Pull every line with the word "this" out of the entries below.

□ □ □ □ □ □ □

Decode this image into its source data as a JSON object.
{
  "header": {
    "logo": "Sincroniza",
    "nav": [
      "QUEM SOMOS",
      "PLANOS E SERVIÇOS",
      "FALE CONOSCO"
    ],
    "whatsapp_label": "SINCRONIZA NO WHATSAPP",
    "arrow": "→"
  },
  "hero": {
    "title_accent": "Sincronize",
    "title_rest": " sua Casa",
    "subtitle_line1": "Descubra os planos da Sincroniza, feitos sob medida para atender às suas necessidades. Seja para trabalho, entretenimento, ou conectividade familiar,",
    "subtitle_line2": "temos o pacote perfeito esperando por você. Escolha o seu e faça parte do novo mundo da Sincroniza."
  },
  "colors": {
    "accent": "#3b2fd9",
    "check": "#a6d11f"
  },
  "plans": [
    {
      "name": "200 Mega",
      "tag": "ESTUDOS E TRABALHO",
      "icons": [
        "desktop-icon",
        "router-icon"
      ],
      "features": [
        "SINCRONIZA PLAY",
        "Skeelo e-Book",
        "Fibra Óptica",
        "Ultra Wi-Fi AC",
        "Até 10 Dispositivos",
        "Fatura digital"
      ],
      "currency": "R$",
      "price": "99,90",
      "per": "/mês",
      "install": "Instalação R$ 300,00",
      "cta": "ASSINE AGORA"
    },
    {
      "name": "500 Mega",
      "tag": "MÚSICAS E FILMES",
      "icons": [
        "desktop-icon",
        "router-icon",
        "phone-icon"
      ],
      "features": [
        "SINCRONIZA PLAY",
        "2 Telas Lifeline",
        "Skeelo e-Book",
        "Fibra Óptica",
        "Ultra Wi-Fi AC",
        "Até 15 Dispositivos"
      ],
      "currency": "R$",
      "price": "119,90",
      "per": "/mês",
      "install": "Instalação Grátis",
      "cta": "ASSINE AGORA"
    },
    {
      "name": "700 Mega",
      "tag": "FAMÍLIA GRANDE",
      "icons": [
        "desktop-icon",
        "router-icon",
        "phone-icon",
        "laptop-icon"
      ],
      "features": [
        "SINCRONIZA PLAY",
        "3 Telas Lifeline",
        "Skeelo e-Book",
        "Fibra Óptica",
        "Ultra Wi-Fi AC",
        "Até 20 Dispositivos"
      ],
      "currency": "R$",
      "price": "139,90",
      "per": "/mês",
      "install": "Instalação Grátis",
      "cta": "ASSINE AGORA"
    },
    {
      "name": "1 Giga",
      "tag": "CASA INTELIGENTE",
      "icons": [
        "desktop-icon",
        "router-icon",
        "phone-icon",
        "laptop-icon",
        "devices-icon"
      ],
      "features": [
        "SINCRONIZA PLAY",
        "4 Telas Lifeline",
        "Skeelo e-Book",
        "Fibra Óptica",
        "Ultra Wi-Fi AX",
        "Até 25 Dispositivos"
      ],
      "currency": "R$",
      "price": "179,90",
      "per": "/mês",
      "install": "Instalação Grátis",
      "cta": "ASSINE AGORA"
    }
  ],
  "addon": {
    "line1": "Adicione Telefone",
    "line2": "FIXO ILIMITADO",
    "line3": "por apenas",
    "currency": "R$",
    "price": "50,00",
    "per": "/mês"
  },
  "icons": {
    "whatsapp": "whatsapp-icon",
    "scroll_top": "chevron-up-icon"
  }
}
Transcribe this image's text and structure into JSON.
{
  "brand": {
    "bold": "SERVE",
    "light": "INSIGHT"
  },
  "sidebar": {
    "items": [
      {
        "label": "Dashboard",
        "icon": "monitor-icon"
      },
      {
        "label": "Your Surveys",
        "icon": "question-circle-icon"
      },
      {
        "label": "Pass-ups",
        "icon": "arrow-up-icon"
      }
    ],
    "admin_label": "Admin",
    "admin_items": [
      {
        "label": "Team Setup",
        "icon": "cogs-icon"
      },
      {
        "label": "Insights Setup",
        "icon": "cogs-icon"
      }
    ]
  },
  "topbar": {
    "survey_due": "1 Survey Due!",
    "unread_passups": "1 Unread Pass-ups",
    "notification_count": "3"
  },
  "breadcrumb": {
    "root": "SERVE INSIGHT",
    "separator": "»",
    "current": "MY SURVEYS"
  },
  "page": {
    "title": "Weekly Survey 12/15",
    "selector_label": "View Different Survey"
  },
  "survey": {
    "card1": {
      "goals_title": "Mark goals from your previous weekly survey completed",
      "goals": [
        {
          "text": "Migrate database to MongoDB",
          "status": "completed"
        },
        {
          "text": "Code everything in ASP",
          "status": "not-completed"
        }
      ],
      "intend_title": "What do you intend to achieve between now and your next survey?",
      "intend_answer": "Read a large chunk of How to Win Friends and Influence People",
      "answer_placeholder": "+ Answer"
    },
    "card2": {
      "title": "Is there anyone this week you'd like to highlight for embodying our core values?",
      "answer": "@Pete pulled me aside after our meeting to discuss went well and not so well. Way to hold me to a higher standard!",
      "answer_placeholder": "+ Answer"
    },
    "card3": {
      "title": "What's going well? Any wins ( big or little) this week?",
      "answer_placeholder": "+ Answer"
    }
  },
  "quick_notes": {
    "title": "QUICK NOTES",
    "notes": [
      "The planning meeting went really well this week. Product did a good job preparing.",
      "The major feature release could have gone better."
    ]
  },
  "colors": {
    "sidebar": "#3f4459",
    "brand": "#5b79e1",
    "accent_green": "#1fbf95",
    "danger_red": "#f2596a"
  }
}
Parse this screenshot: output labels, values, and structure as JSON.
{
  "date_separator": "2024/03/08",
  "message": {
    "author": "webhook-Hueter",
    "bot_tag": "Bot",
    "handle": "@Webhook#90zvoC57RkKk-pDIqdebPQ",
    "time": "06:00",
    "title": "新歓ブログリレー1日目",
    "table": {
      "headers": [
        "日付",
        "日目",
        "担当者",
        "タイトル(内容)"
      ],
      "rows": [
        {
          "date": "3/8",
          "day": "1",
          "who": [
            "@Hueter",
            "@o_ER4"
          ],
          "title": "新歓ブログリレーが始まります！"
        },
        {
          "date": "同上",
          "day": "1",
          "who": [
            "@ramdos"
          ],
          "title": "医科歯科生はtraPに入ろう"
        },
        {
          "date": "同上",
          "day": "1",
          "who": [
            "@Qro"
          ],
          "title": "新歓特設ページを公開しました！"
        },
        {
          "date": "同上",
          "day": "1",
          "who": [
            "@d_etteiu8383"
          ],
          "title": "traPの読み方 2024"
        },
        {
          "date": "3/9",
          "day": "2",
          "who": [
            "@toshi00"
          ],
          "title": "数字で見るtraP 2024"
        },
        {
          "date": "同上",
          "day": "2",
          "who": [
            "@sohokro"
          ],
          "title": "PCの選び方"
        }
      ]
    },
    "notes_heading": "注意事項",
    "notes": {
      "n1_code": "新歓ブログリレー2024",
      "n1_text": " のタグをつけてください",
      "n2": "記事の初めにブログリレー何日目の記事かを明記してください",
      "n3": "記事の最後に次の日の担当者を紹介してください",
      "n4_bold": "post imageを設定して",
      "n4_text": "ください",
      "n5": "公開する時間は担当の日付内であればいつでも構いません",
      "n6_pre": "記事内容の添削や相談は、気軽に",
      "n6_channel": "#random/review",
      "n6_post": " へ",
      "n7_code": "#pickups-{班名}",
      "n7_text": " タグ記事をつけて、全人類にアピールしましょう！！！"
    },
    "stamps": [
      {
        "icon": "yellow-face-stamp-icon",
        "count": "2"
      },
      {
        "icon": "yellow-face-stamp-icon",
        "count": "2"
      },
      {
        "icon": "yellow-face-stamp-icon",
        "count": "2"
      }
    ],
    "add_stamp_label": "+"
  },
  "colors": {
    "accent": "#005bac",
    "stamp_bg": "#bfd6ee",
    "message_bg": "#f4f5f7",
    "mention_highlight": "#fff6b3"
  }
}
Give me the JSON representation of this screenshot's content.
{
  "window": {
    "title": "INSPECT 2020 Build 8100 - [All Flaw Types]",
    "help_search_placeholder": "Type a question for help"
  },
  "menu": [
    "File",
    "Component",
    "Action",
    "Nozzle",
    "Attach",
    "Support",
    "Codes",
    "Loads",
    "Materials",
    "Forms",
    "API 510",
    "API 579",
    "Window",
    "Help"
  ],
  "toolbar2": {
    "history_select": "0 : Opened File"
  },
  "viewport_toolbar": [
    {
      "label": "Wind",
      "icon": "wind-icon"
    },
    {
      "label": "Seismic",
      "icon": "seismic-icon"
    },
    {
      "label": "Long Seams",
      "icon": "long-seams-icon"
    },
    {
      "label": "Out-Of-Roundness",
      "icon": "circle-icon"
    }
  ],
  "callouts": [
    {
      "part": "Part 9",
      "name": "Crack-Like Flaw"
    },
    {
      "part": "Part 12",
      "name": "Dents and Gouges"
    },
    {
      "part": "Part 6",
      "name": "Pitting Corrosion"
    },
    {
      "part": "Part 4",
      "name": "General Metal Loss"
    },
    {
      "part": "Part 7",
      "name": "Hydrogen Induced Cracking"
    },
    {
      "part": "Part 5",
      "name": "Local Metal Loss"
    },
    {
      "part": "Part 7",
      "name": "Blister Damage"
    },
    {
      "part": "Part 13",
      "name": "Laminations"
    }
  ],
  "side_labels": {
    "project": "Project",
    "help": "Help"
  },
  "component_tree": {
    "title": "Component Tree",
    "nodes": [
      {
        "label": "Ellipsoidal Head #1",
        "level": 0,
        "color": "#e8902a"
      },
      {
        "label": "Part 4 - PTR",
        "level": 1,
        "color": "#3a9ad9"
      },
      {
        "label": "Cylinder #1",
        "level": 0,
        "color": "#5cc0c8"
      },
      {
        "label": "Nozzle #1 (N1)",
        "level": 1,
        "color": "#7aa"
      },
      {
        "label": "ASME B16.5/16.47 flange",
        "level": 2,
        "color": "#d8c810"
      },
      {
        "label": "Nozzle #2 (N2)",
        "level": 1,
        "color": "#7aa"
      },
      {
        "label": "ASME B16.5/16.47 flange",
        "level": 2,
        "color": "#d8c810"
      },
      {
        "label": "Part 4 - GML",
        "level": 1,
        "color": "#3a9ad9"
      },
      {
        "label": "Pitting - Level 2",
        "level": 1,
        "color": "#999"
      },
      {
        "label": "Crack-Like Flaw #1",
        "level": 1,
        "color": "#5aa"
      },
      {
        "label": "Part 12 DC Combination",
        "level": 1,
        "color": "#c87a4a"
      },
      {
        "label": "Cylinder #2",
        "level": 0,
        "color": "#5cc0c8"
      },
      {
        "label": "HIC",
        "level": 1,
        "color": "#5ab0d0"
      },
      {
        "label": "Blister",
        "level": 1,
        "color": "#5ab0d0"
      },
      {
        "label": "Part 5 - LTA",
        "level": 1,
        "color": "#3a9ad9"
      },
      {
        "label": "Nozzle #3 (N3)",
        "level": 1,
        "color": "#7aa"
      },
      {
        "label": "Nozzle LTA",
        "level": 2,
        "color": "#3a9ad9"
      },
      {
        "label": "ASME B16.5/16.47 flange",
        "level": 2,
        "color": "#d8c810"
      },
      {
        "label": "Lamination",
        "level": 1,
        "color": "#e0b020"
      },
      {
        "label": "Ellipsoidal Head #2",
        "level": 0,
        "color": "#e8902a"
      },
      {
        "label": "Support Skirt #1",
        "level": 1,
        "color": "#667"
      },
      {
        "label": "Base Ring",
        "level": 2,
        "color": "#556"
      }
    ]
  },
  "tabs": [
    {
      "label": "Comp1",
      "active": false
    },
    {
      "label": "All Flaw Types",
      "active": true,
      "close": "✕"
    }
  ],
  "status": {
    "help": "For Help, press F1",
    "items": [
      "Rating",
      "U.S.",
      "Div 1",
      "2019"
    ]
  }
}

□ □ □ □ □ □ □

Completed exercise:
Decode this image into its source data as a JSON object.
Transcribe this image's text and structure into JSON.
      "title": "Is there anyone this week you'd like to highlight for embodying our core values?",
      "title": "What's going well? Any wins ( big or little) this week?",
      "The planning meeting went really well this week. Product did a good job preparing.",
Parse this screenshot: output labels, values, and structure as JSON.
Give me the JSON representation of this screenshot's content.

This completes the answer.